***** Provided entries *****

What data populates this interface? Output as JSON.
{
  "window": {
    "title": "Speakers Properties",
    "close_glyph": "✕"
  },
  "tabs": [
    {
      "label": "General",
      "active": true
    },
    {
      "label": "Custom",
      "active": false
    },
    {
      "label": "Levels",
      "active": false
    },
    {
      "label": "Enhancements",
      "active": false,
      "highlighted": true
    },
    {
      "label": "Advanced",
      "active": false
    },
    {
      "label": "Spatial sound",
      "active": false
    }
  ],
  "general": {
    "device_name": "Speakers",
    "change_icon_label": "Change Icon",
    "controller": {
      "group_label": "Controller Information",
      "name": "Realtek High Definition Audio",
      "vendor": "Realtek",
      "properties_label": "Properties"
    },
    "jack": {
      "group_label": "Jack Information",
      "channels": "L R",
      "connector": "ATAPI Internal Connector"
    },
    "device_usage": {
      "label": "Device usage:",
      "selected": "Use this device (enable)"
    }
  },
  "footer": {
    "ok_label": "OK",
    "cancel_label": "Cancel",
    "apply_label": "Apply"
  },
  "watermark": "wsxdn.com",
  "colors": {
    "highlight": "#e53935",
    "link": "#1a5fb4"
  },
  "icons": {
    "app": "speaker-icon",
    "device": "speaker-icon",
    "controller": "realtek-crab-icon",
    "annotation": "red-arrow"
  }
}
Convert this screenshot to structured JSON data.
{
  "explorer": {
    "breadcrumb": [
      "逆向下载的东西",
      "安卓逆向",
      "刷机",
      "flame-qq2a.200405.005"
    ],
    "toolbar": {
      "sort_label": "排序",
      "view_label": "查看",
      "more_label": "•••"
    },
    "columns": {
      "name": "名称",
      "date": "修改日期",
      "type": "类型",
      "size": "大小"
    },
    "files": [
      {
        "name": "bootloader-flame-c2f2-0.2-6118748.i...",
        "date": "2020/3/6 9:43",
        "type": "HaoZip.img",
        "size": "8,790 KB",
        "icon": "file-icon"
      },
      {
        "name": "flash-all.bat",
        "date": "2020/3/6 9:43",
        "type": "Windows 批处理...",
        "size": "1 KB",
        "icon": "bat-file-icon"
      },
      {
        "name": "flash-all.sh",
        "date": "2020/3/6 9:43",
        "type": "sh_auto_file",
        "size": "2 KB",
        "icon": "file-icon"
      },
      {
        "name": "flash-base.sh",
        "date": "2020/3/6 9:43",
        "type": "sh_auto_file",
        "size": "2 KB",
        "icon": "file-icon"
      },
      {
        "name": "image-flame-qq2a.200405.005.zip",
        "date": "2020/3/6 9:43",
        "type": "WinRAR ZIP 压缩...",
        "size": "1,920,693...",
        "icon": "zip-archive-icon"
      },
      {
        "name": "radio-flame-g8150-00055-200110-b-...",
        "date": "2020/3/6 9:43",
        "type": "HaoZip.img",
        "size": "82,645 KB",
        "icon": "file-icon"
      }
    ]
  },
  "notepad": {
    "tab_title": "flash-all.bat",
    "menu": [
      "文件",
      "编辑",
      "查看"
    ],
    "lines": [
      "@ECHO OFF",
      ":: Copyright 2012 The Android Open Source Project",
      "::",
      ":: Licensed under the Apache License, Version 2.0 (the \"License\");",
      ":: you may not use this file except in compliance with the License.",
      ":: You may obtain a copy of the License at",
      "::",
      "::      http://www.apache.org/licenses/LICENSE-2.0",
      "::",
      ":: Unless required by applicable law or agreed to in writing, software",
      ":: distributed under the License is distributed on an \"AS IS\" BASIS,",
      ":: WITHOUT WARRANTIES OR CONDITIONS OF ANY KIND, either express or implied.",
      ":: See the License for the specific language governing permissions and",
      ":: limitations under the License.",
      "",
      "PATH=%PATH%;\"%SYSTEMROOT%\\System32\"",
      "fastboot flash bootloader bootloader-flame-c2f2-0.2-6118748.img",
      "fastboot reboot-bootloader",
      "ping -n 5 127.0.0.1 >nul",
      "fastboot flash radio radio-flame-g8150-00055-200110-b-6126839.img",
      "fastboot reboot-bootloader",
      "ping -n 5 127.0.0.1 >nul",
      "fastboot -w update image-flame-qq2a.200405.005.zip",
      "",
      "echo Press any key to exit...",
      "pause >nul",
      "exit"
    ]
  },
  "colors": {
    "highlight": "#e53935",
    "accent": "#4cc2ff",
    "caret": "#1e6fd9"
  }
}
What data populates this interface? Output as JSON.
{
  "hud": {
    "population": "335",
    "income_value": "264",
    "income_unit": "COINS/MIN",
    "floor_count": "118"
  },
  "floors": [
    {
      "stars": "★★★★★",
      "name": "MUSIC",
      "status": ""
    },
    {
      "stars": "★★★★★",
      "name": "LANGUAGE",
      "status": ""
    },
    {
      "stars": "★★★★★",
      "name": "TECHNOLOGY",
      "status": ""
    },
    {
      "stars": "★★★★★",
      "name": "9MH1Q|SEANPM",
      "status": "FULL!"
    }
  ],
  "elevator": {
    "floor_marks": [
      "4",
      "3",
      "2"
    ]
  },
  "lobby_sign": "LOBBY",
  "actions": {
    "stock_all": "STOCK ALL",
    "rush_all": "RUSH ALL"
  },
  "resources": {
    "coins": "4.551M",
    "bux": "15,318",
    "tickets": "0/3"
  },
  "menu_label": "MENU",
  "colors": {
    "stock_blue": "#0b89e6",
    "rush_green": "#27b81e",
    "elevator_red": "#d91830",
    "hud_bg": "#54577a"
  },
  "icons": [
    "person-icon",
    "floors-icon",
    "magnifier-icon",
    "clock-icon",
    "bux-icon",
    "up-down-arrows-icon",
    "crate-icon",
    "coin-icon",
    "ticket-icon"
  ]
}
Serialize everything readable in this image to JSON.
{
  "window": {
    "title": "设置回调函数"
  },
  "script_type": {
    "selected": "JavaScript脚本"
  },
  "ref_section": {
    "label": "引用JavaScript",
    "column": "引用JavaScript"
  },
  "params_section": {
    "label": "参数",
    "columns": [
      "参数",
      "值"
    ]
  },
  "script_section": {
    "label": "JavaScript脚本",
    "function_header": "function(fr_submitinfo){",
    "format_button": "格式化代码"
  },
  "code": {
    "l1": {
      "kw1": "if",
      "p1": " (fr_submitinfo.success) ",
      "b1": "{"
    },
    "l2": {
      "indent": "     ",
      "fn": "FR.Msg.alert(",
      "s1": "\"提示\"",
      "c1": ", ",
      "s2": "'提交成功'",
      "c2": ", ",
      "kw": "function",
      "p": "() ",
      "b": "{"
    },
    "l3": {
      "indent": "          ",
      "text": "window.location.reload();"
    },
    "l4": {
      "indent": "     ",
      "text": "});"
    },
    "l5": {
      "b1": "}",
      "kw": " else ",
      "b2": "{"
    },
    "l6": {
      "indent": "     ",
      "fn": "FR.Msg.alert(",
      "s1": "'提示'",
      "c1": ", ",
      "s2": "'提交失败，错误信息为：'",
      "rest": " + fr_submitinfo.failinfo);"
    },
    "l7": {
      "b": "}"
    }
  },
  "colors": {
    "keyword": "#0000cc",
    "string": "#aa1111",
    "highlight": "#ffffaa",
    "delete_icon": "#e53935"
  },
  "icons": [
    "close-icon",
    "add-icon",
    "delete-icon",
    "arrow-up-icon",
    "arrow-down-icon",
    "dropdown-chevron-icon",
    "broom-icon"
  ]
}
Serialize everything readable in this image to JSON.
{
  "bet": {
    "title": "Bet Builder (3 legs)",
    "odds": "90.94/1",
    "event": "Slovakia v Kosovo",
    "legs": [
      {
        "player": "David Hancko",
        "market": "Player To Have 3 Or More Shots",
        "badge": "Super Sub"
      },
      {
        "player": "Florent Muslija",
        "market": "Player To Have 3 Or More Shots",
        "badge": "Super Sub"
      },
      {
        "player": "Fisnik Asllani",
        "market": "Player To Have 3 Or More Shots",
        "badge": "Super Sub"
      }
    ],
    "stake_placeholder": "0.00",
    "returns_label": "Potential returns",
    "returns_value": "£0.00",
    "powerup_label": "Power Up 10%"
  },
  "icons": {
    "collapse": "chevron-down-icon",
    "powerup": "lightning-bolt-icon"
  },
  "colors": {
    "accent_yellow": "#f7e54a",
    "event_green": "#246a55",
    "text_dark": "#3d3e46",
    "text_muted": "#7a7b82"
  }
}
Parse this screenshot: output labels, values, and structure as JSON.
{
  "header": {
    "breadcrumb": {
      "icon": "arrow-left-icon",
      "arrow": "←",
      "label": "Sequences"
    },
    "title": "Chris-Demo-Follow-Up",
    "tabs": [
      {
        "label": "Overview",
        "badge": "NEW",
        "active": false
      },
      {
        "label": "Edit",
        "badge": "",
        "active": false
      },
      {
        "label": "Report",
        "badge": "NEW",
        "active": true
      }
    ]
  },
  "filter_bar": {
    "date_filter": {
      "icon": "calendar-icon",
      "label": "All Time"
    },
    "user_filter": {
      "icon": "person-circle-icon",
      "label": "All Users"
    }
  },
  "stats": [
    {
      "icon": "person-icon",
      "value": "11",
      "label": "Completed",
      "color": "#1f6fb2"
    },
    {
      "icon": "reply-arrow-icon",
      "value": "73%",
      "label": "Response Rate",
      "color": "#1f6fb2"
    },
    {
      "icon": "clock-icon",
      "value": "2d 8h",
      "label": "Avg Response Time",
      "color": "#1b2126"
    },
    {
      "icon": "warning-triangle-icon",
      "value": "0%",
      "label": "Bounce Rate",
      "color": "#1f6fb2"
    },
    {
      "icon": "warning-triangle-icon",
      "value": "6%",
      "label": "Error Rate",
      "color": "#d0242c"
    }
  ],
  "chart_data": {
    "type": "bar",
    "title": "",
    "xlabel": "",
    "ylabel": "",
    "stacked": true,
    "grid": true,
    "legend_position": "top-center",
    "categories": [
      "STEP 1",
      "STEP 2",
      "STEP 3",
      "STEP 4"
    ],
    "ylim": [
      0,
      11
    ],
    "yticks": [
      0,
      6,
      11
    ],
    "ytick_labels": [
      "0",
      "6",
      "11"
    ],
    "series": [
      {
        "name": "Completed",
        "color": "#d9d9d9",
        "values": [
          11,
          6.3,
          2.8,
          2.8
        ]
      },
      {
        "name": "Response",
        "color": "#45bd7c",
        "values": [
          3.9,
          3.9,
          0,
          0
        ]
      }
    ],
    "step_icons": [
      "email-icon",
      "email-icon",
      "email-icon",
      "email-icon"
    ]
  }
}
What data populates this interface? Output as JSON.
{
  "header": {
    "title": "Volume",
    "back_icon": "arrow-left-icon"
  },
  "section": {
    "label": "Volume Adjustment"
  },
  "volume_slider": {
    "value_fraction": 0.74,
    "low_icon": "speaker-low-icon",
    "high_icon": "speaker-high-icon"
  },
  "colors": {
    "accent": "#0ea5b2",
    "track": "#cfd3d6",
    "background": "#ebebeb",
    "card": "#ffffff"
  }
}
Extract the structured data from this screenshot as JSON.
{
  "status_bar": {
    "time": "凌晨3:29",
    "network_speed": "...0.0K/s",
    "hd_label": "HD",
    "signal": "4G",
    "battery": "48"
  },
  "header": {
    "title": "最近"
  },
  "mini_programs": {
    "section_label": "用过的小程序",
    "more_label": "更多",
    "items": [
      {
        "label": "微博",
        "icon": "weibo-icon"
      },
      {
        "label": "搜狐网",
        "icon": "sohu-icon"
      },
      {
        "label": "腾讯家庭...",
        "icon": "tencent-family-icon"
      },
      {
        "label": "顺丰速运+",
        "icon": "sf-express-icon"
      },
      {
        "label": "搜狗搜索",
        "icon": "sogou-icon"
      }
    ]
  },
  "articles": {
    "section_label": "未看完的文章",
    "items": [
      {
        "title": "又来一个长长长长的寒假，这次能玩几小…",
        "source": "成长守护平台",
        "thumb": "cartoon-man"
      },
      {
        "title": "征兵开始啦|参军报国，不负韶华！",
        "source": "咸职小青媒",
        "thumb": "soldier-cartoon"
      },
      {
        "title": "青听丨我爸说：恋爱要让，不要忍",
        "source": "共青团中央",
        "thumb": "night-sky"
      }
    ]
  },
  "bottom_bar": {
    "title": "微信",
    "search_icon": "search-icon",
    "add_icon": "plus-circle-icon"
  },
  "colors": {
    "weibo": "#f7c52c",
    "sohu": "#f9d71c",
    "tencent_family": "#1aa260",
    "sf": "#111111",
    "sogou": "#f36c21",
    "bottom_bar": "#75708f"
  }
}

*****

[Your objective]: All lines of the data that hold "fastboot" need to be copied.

[Result of the task]:
      "fastboot flash bootloader bootloader-flame-c2f2-0.2-6118748.img",
      "fastboot reboot-bootloader",
      "fastboot flash radio radio-flame-g8150-00055-200110-b-6126839.img",
      "fastboot reboot-bootloader",
      "fastboot -w update image-flame-qq2a.200405.005.zip",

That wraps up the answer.